If math is your favorite subject, you might be wondering what you could do with a math or similar degree at the college level. While you can certainly choose to major in mathematics or statistics, you can also consider other math-related fields of study, such as actuarial science. Actuaries use their math skills to analyze risk, often in an industry such as finance and insurance. There are benefits to working as either a mathematician or an actuary, but the pros of choosing a mathematics degree include a faster rate of job growth, not having to jump through huge hoops to attain professional certification and being able to focus on pure mathematics work without the distraction of a business application.
Higher Rate of Job Growth
Careers in math are seeing rapid growth right now. The United States Bureau of Labor Statistics (BLS) expects jobs for mathematicians and statisticians as a whole to rise by 33 percent over a decade. Statisticians will see greater gains than mathematicians, with 34 percent anticipated job growth compared to 30 percent. For actuaries, the BLS predicts a 22 percent job growth rate that, while still much faster than average, is considerably slower than that for mathematicians and statisticians.
It is worth noting, though, that percentages don’t tell the whole story. The context of those percentages matters. In a tiny occupation such as mathematician, which encompasses just 3,100, a 30 percent rise in career opportunities adds up to just 900 new jobs. For the occupation of statistician, which already employs some 37,200 workers in the U.S., the similar growth rate of 34 percent will mean an additional 12,600 job opportunities.
Mathematician, statistician and actuary are all relatively small occupations. The other mathematics occupation recognized by the BLS, operations research analyst, includes more American workers (114,000) than mathematician, statistician and actuary combined.
No Professional Certification Needed
A college education is essential to becoming a mathematician or statistician. Earning a bachelor’s degree in math typically requires four years of full-time study in high-level disciplines of math such as linear algebra, abstract algebra, calculus and differential equations, the BLS reported. A bachelor’s degree may be sufficient to qualify you for some positions, including mathematician roles with the federal government, which account for 35 percent of employment among mathematicians. For many jobs as a mathematician or statistician, candidates must have a master’s degree or higher. However, once you complete your education, you are qualified to be a mathematician. You don’t need special certifications, licenses or professional examinations to work in the field.

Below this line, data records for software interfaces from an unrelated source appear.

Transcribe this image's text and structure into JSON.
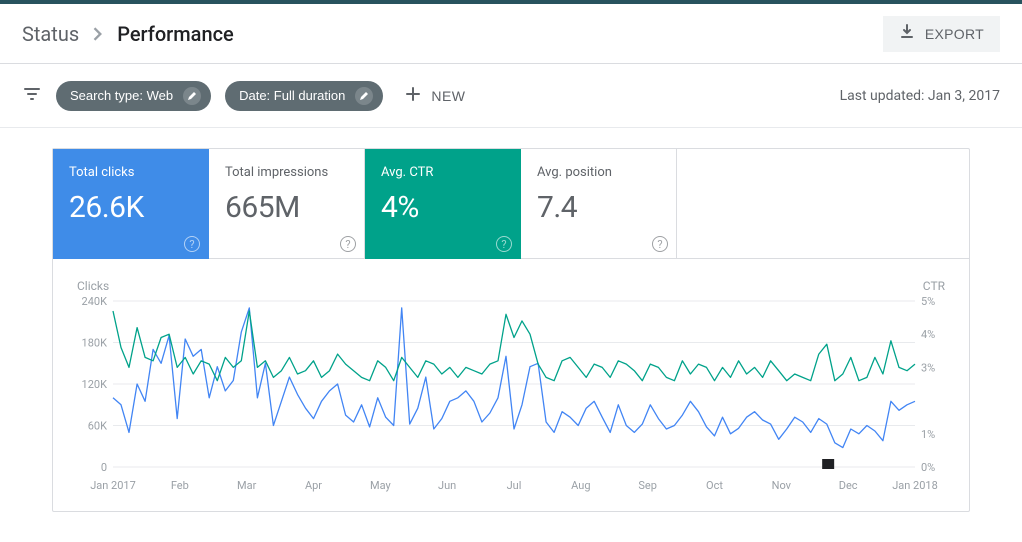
{
  "header": {
    "breadcrumb_parent": "Status",
    "breadcrumb_current": "Performance",
    "export_label": "EXPORT"
  },
  "filters": {
    "chip_search_type": "Search type: Web",
    "chip_date": "Date: Full duration",
    "new_label": "NEW",
    "last_updated": "Last updated: Jan 3, 2017"
  },
  "metrics": [
    {
      "label": "Total clicks",
      "value": "26.6K",
      "active": "blue"
    },
    {
      "label": "Total impressions",
      "value": "665M",
      "active": ""
    },
    {
      "label": "Avg. CTR",
      "value": "4%",
      "active": "teal"
    },
    {
      "label": "Avg. position",
      "value": "7.4",
      "active": ""
    }
  ],
  "chart": {
    "left_axis_label": "Clicks",
    "right_axis_label": "CTR"
  },
  "chart_data": {
    "type": "line",
    "x_categories": [
      "Jan 2017",
      "Feb",
      "Mar",
      "Apr",
      "May",
      "Jun",
      "Jul",
      "Aug",
      "Sep",
      "Oct",
      "Nov",
      "Dec",
      "Jan 2018"
    ],
    "left_axis": {
      "label": "Clicks",
      "ticks": [
        0,
        60000,
        120000,
        180000,
        240000
      ],
      "ylim": [
        0,
        240000
      ]
    },
    "right_axis": {
      "label": "CTR",
      "ticks": [
        0,
        1,
        3,
        4,
        5
      ],
      "unit": "%",
      "ylim": [
        0,
        5
      ]
    },
    "annotation": {
      "month_index": 11,
      "label": "marker-flag"
    },
    "series": [
      {
        "name": "Clicks",
        "axis": "left",
        "color": "#4285f4",
        "values": [
          100000,
          90000,
          50000,
          120000,
          95000,
          170000,
          150000,
          190000,
          70000,
          185000,
          160000,
          170000,
          100000,
          145000,
          110000,
          125000,
          195000,
          230000,
          100000,
          150000,
          60000,
          95000,
          130000,
          105000,
          85000,
          70000,
          95000,
          110000,
          120000,
          75000,
          65000,
          90000,
          58000,
          100000,
          72000,
          60000,
          230000,
          62000,
          85000,
          130000,
          55000,
          70000,
          95000,
          100000,
          110000,
          95000,
          65000,
          78000,
          100000,
          160000,
          55000,
          90000,
          145000,
          150000,
          65000,
          50000,
          80000,
          72000,
          60000,
          85000,
          95000,
          72000,
          50000,
          90000,
          60000,
          50000,
          62000,
          90000,
          70000,
          55000,
          60000,
          75000,
          95000,
          80000,
          58000,
          45000,
          72000,
          48000,
          56000,
          72000,
          80000,
          68000,
          62000,
          40000,
          55000,
          72000,
          65000,
          50000,
          70000,
          62000,
          35000,
          28000,
          55000,
          48000,
          60000,
          52000,
          38000,
          95000,
          82000,
          90000,
          95000
        ]
      },
      {
        "name": "CTR",
        "axis": "right",
        "color": "#00a28a",
        "values": [
          4.7,
          3.6,
          3.0,
          4.2,
          3.3,
          3.2,
          3.9,
          4.0,
          3.0,
          3.3,
          2.8,
          3.2,
          3.1,
          2.6,
          3.3,
          3.0,
          3.2,
          4.7,
          3.0,
          3.2,
          2.7,
          2.9,
          3.3,
          2.8,
          2.9,
          3.2,
          2.7,
          2.9,
          3.4,
          3.1,
          2.9,
          2.7,
          2.6,
          3.2,
          3.0,
          2.6,
          3.3,
          3.0,
          2.7,
          3.2,
          3.1,
          2.8,
          3.0,
          2.7,
          3.0,
          2.9,
          2.8,
          3.1,
          3.2,
          4.6,
          3.9,
          4.4,
          4.0,
          3.1,
          2.7,
          2.6,
          3.2,
          3.3,
          3.0,
          2.7,
          3.1,
          3.0,
          2.7,
          3.2,
          3.1,
          2.9,
          2.6,
          3.1,
          3.0,
          2.7,
          2.6,
          3.2,
          2.8,
          3.1,
          3.0,
          2.6,
          3.0,
          2.7,
          3.2,
          2.8,
          3.0,
          2.7,
          3.2,
          2.9,
          2.6,
          2.8,
          2.7,
          2.6,
          3.4,
          3.7,
          2.6,
          2.8,
          3.3,
          2.6,
          2.7,
          3.3,
          2.8,
          3.8,
          3.0,
          2.9,
          3.1
        ]
      }
    ]
  }
}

For an actuary, earning your bachelor’s degree in actuarial science is one important step toward the career path. To achieve full professional status as actuary, you need to complete a lengthy and challenging certification process that begins even before you finish your degree. To progress to the first level of certification, associate, actuaries must pass seven exams. Students begin taking at least one or two of these tests before they graduate, the BLS reported. For all seven of these exams, actuarial science students, and later graduates, should expect to spend hundreds of hours spread out over months of study preparing for the test, according to the BLS. Attaining certification as an associate will likely take you four to seven years, then another two to three years to reach fellowship status. Becoming a fully qualified actuary is no easy feat.
Actuaries may not need to go back to school to earn a graduate degree, but they still need to meet continuing education requirements to maintain their professional certification.
No Distraction From Pure Mathematics
For some mathematically-inclined students, the abstract concepts and theories of high-level mathematics are precisely what makes the field so appealing. Some students are drawn to the pure mathematics side of the field. For them, getting bogged down in the details of the finance and insurance industry could prevent them from making the next mathematical breakthrough. These students often consider the opportunity to focus on the mathematical rules and theory, and on basic application of mathematical concepts without the distraction of calculating risks for businesses, to be an important benefit of earning a mathematics degree.
Most mathematicians don’t work in the business world, but their work still includes some focus on applying the mathematical concepts they develop and test to problems in the healthcare, business and engineering industries, the BLS reported.